This tutorial introduces you to the essentials of Jmix by walking you through building a simple full-stack web application. It covers the entire development process, from data modelling to creating UI and managing access rights.
To get the most out of this tutorial, you should be familiar with Java and relational databases.
You will build an application that helps to automate the onboarding process. The company is organized into departments. Each department has an HR manager, who oversees the onboarding, registers new employees and sets up their onboarding steps. A new hire gets the list of required steps and marks them done.
The complete application source code is available in the jmix-framework/jmix-onboarding GitHub repository. We recommend following instructions of this tutorial to create the application step by step, but if you want to just investigate the completed example, clone the repository and open it in Jmix Studio as described in the Opening Existing Project section.
Below we will take a closer look at the data model, user roles and get familiar with the user interface that we are going to build.
Creating an application with Jmix often starts from designing the data model. Let’s look at the model of the sample onboarding application.
The central entity in the application is
User. It contains the user login name and other attributes, as well as their joining date and the onboarding process status. The user belongs to a department, which is designated by the link to the
Deparment entity defines a company department. It has a name and an HR manager - a user who registers new employees belonging to the department.
Step entity defines an onboarding step like "Safety briefing", "Fill in profile", etc. A step has a name and a duration - a period of time in days after joining the organization when the employee should complete the step. The
sortValue attribute sets the order of the step in a list of steps.
UserStep entity is an onboarding step of a particular user. It links the
Step entities and adds
completedDate attributes. The due date is calculated as a user’s joining date plus the step duration. The completed date is set to the current date when the user marks the step done.
The sample application supports the following user roles:
Administrators have full control of the application. They see all users, set up onboarding steps, departments and assign HR managers.

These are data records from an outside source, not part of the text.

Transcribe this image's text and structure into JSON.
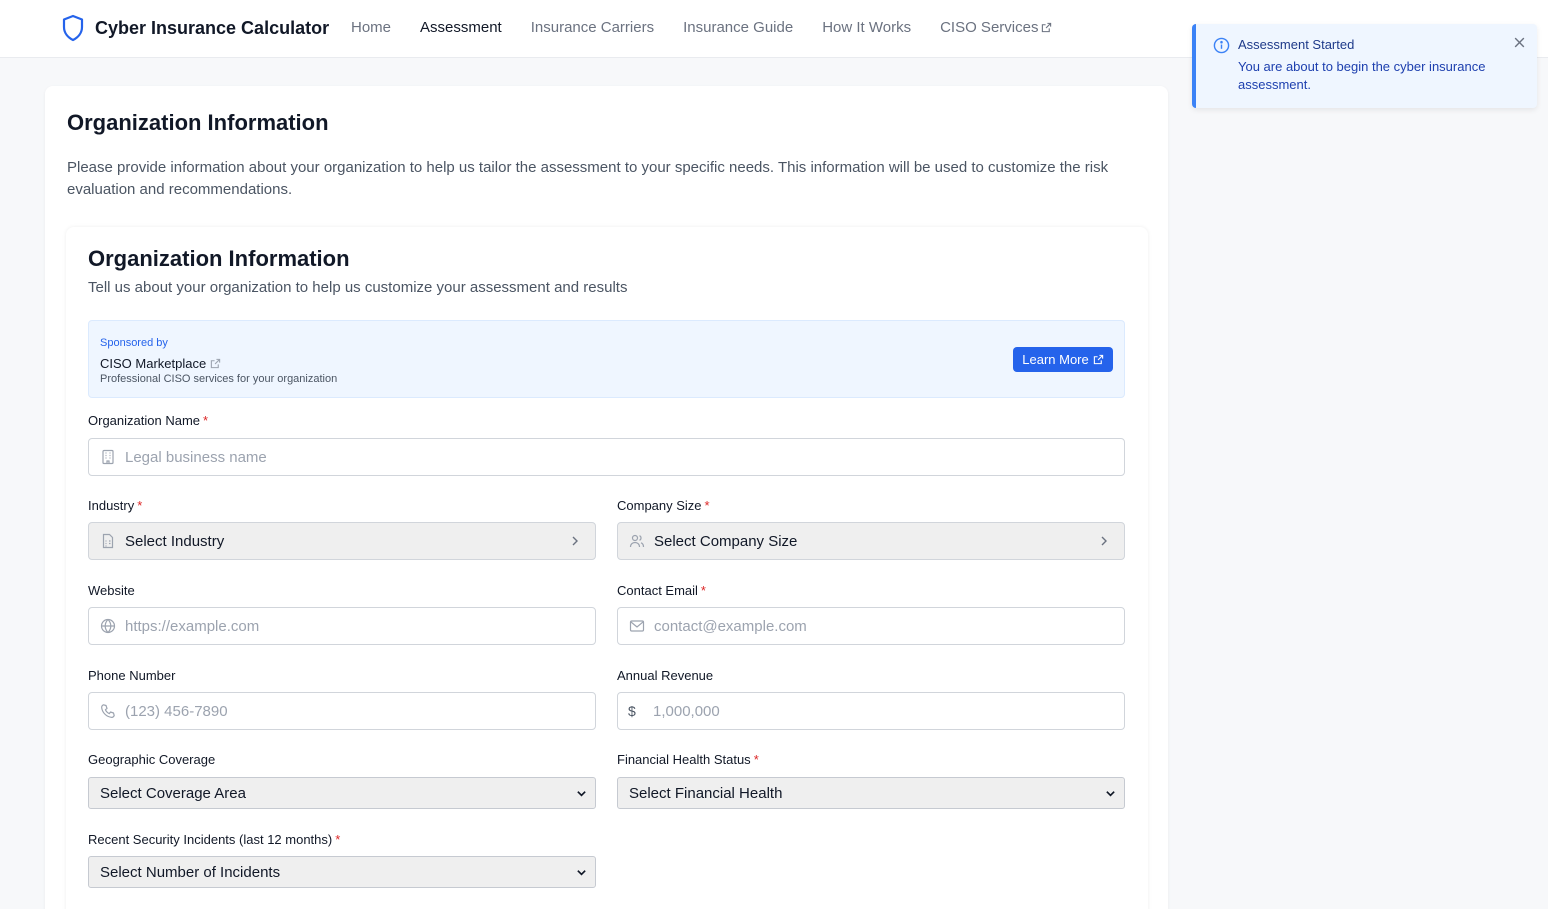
{
  "header": {
    "brand": "Cyber Insurance Calculator",
    "nav": [
      {
        "label": "Home"
      },
      {
        "label": "Assessment",
        "active": true
      },
      {
        "label": "Insurance Carriers"
      },
      {
        "label": "Insurance Guide"
      },
      {
        "label": "How It Works"
      },
      {
        "label": "CISO Services",
        "external": true
      }
    ]
  },
  "toast": {
    "title": "Assessment Started",
    "message": "You are about to begin the cyber insurance assessment."
  },
  "page": {
    "title": "Organization Information",
    "description": "Please provide information about your organization to help us tailor the assessment to your specific needs. This information will be used to customize the risk evaluation and recommendations."
  },
  "form": {
    "title": "Organization Information",
    "subtitle": "Tell us about your organization to help us customize your assessment and results",
    "sponsor": {
      "label": "Sponsored by",
      "name": "CISO Marketplace",
      "description": "Professional CISO services for your organization",
      "button": "Learn More"
    },
    "required_mark": "*",
    "org_name": {
      "label": "Organization Name",
      "placeholder": "Legal business name"
    },
    "industry": {
      "label": "Industry",
      "value": "Select Industry"
    },
    "company_size": {
      "label": "Company Size",
      "value": "Select Company Size"
    },
    "website": {
      "label": "Website",
      "placeholder": "https://example.com"
    },
    "email": {
      "label": "Contact Email",
      "placeholder": "contact@example.com"
    },
    "phone": {
      "label": "Phone Number",
      "placeholder": "(123) 456-7890"
    },
    "revenue": {
      "label": "Annual Revenue",
      "currency": "$",
      "placeholder": "1,000,000"
    },
    "geo": {
      "label": "Geographic Coverage",
      "value": "Select Coverage Area"
    },
    "financial": {
      "label": "Financial Health Status",
      "value": "Select Financial Health"
    },
    "incidents": {
      "label": "Recent Security Incidents (last 12 months)",
      "value": "Select Number of Incidents"
    }
  },
  "colors": {
    "accent": "#2563eb",
    "required": "#dc2626",
    "toast_bg": "#eff6ff",
    "toast_border": "#3b82f6"
  },
  "icons": {
    "brand": "shield-icon",
    "external": "external-link-icon",
    "toast": "info-icon",
    "close": "close-icon",
    "org_name": "building-icon",
    "industry": "document-icon",
    "company_size": "users-icon",
    "website": "globe-icon",
    "email": "mail-icon",
    "phone": "phone-icon"
  }
}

HR Managers register new employees withing their departments and start the onboarding process by generating steps for a particular user. They can also track the onboarding process of their department employees.
Employees can see their own onboarding steps and mark the completed steps.